Today is World Mosquito Day, but if you thought it was set aside to honour the pesky insects, you’re mistaken.
World Mosquito Day was established on this day in 1897 to mark the discovery by Sir Ronald Ross that there is a link between mosquitoes and malaria transmission.
He found that female Anopheles mosquitoes are responsible for the transmission.
Mosquitoes are regarded by many as the most dangerous creatures on earth, with over one million people dying from malaria each year, mostly children younger than five.
Seven million lives have been saved and prevention achieved in more than a billion cases since the year 2000. Malaria is a disease caused by a parasite which mosquitoes carry. The parasite is released into your bloodstream when it bites you.
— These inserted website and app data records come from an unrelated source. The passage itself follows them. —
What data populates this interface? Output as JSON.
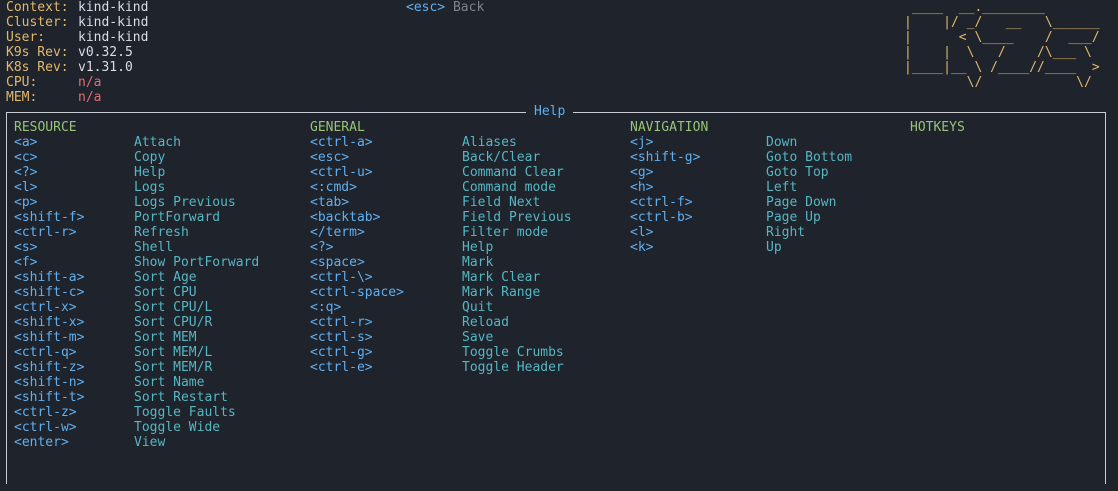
{
  "header": {
    "info": [
      {
        "label": "Context:",
        "value": "kind-kind"
      },
      {
        "label": "Cluster:",
        "value": "kind-kind"
      },
      {
        "label": "User:",
        "value": "kind-kind"
      },
      {
        "label": "K9s Rev:",
        "value": "v0.32.5"
      },
      {
        "label": "K8s Rev:",
        "value": "v1.31.0"
      },
      {
        "label": "CPU:",
        "value": "n/a"
      },
      {
        "label": "MEM:",
        "value": "n/a"
      }
    ],
    "crumb_key": "<esc>",
    "crumb_action": "Back",
    "logo": " ____  __.________\n|    |/ _/   __   \\______\n|      < \\____    /  ___/\n|    |  \\   /    /\\___ \\\n|____|__ \\ /____//____  >\n        \\/            \\/"
  },
  "help": {
    "title": "Help",
    "sections": [
      {
        "title": "RESOURCE",
        "items": [
          {
            "key": "<a>",
            "desc": "Attach"
          },
          {
            "key": "<c>",
            "desc": "Copy"
          },
          {
            "key": "<?>",
            "desc": "Help"
          },
          {
            "key": "<l>",
            "desc": "Logs"
          },
          {
            "key": "<p>",
            "desc": "Logs Previous"
          },
          {
            "key": "<shift-f>",
            "desc": "PortForward"
          },
          {
            "key": "<ctrl-r>",
            "desc": "Refresh"
          },
          {
            "key": "<s>",
            "desc": "Shell"
          },
          {
            "key": "<f>",
            "desc": "Show PortForward"
          },
          {
            "key": "<shift-a>",
            "desc": "Sort Age"
          },
          {
            "key": "<shift-c>",
            "desc": "Sort CPU"
          },
          {
            "key": "<ctrl-x>",
            "desc": "Sort CPU/L"
          },
          {
            "key": "<shift-x>",
            "desc": "Sort CPU/R"
          },
          {
            "key": "<shift-m>",
            "desc": "Sort MEM"
          },
          {
            "key": "<ctrl-q>",
            "desc": "Sort MEM/L"
          },
          {
            "key": "<shift-z>",
            "desc": "Sort MEM/R"
          },
          {
            "key": "<shift-n>",
            "desc": "Sort Name"
          },
          {
            "key": "<shift-t>",
            "desc": "Sort Restart"
          },
          {
            "key": "<ctrl-z>",
            "desc": "Toggle Faults"
          },
          {
            "key": "<ctrl-w>",
            "desc": "Toggle Wide"
          },
          {
            "key": "<enter>",
            "desc": "View"
          }
        ]
      },
      {
        "title": "GENERAL",
        "items": [
          {
            "key": "<ctrl-a>",
            "desc": "Aliases"
          },
          {
            "key": "<esc>",
            "desc": "Back/Clear"
          },
          {
            "key": "<ctrl-u>",
            "desc": "Command Clear"
          },
          {
            "key": "<:cmd>",
            "desc": "Command mode"
          },
          {
            "key": "<tab>",
            "desc": "Field Next"
          },
          {
            "key": "<backtab>",
            "desc": "Field Previous"
          },
          {
            "key": "</term>",
            "desc": "Filter mode"
          },
          {
            "key": "<?>",
            "desc": "Help"
          },
          {
            "key": "<space>",
            "desc": "Mark"
          },
          {
            "key": "<ctrl-\\>",
            "desc": "Mark Clear"
          },
          {
            "key": "<ctrl-space>",
            "desc": "Mark Range"
          },
          {
            "key": "<:q>",
            "desc": "Quit"
          },
          {
            "key": "<ctrl-r>",
            "desc": "Reload"
          },
          {
            "key": "<ctrl-s>",
            "desc": "Save"
          },
          {
            "key": "<ctrl-g>",
            "desc": "Toggle Crumbs"
          },
          {
            "key": "<ctrl-e>",
            "desc": "Toggle Header"
          }
        ]
      },
      {
        "title": "NAVIGATION",
        "items": [
          {
            "key": "<j>",
            "desc": "Down"
          },
          {
            "key": "<shift-g>",
            "desc": "Goto Bottom"
          },
          {
            "key": "<g>",
            "desc": "Goto Top"
          },
          {
            "key": "<h>",
            "desc": "Left"
          },
          {
            "key": "<ctrl-f>",
            "desc": "Page Down"
          },
          {
            "key": "<ctrl-b>",
            "desc": "Page Up"
          },
          {
            "key": "<l>",
            "desc": "Right"
          },
          {
            "key": "<k>",
            "desc": "Up"
          }
        ]
      },
      {
        "title": "HOTKEYS",
        "items": []
      }
    ]
  }
}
Malaria has been identified in more than 100 countries, but the most infections are found in 11, one is India and the rest in Africa. Malaria parasites have developed a resistance to commonly used drugs, so health professionals are researching alternatives.
Mosquitoes cause more death and disease than any other other creature, infecting people and animals with other diseases like Dengue, Yellow Fever, Zika virus, Rift Valley Fever and Lacrosse Encephalitis, among others.
This year, the WHO has joined the RBM Partnership to End Malaria. The two organisations are drawing attention to a campaign called “Zero malaria starts with me.”
The campaign is keeping malaria on the political agenda, summoning resources and engaging with communities in order for them to be able to prevent malaria and take care of those already infected.
Covid-19 is already straining the health systems of countries, and malaria threatens those who are poor or vulnerable.
The RBM Partnership wants to avoid a resurgence of the disease by holding leaders accountable to their prior commitments to combat malaria and maintaining and advancing progress made against malaria.